|Dates||1840 - 1916|
Odilon Redon's career spanned many of the most important art movements of the late 1800s. He exhibited with the Impressionists in 1886, with Les XX in Brussels, and was regarded as a leading Symbolist artist. Before committing to a career in the visual arts in the early 1870s, Redon studied architecture, music, literature, and art criticism. His earliest works, charcoal drawings characterized by mystery, melancholy, and fantasy, were championed by contemporary authors like Stéphane Mallarmé and Joris-Karl Huysmans. Redon's own interest in literature was reflected in his art. He produced drawings and lithographs inspired by the work of Charles Baudelaire, Edgar Allan Poe, and others.
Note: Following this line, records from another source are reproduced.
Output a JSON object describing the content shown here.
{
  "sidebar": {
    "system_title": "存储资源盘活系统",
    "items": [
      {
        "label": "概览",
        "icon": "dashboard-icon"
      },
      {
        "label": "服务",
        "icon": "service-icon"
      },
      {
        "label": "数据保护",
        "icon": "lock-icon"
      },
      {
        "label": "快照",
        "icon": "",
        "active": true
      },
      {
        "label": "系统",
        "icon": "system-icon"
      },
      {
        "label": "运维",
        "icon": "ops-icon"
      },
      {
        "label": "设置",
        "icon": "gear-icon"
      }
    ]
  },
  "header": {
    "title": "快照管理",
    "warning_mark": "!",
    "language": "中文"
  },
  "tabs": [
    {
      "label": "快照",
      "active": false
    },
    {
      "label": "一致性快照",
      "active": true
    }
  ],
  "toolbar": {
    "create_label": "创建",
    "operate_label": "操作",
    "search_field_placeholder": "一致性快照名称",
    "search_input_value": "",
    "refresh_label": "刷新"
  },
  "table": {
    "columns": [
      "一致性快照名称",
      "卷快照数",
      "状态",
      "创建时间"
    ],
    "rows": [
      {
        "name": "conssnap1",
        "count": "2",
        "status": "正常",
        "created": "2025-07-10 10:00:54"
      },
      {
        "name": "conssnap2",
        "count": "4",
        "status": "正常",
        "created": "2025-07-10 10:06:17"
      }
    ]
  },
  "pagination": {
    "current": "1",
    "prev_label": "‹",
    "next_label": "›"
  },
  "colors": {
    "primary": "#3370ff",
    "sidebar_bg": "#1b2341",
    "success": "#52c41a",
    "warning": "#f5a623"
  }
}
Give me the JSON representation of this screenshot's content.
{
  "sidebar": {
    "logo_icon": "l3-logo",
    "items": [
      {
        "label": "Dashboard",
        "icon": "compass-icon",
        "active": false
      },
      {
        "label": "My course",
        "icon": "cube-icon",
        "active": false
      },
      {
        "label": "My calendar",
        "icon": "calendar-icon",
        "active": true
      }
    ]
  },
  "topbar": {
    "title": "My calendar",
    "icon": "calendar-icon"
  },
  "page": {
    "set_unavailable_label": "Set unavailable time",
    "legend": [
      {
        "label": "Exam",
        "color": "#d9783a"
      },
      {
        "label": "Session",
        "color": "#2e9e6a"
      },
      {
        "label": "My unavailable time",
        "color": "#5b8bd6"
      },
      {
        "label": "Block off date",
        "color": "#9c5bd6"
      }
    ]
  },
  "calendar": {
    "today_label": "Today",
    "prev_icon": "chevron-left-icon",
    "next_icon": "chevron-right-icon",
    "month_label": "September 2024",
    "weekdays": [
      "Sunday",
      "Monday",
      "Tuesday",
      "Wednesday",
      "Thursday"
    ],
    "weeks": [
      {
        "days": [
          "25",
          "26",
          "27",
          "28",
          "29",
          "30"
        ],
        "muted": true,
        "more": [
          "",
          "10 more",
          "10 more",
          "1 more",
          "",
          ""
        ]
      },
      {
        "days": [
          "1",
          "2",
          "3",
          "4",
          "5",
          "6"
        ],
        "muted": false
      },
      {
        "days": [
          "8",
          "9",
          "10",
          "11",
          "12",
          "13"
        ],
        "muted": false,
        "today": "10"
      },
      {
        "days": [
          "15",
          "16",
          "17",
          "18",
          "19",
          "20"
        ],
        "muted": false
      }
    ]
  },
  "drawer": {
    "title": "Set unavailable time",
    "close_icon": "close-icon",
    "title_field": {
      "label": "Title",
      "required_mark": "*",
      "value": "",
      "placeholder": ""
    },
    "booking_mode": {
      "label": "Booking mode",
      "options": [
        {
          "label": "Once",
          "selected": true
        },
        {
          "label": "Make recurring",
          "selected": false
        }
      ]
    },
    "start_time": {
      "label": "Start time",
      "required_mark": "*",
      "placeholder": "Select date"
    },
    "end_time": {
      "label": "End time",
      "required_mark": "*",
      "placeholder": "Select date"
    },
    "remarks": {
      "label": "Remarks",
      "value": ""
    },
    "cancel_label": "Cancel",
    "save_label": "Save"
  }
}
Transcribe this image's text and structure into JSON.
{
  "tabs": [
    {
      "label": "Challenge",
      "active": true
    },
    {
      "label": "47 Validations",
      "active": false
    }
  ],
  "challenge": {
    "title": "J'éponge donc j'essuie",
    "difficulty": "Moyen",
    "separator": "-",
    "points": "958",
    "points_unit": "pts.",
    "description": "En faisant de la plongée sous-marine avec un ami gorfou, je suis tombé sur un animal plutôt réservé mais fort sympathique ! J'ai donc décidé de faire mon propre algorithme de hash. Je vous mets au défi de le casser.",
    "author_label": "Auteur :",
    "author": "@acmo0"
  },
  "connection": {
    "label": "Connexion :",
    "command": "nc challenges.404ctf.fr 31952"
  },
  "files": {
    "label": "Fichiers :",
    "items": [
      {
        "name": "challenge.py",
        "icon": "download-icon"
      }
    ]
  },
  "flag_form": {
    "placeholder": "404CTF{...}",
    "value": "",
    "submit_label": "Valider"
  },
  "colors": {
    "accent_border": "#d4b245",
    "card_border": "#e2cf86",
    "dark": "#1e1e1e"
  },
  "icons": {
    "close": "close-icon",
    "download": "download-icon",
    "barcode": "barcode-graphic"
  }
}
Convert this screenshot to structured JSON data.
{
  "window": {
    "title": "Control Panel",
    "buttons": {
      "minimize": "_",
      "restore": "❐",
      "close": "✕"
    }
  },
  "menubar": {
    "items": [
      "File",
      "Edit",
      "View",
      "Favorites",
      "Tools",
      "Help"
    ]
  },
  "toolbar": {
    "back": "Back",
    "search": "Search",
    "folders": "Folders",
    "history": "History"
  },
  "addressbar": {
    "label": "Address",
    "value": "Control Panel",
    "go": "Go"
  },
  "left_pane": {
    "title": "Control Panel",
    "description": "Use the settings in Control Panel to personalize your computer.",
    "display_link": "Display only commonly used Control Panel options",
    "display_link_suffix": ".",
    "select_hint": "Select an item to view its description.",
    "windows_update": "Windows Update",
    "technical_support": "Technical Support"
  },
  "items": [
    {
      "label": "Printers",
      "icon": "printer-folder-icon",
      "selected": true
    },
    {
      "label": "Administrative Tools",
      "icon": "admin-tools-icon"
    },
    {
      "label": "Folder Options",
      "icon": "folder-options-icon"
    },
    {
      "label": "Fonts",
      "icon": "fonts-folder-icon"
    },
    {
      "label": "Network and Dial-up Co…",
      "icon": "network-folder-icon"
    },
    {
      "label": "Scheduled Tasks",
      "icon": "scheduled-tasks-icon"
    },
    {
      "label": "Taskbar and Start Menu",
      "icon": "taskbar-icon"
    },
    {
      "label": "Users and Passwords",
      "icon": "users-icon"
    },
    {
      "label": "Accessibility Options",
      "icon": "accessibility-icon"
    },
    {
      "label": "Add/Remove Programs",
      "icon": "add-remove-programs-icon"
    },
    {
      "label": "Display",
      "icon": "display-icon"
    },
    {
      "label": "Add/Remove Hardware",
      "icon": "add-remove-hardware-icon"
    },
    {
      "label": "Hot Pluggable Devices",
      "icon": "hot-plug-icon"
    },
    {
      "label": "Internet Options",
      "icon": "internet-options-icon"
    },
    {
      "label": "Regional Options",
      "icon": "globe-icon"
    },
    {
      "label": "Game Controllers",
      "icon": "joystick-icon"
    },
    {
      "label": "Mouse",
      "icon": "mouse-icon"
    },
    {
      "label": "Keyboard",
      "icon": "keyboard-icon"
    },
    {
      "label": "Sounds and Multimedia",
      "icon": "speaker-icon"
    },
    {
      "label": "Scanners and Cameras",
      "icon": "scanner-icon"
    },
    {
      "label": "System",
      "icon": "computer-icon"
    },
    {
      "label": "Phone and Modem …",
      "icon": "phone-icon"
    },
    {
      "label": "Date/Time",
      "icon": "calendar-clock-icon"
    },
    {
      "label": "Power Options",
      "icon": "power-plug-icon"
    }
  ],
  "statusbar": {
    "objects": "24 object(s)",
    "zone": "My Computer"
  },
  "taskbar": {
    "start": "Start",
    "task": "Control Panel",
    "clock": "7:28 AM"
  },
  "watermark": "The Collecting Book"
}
Until about 1890, Redon was known almost exclusively for his monochromatic work. But his creative energies gradually moved toward color, and by 1900 he mostly produced oil paintings and pastels. As his art became more colorful, it also became more decorative, leading to commissions for screens and murals. He also produced decorative ensembles, the most ambitious being eighteen panels for the dining room of Baron de Domecy, a long-standing patron. But despite Redon's shifting interests, his fundamental aesthetic remained unchanged. Redon insisted on reference to nature, but nature filtered through memory and imagination, producing dream-like forms and dazzling surfaces.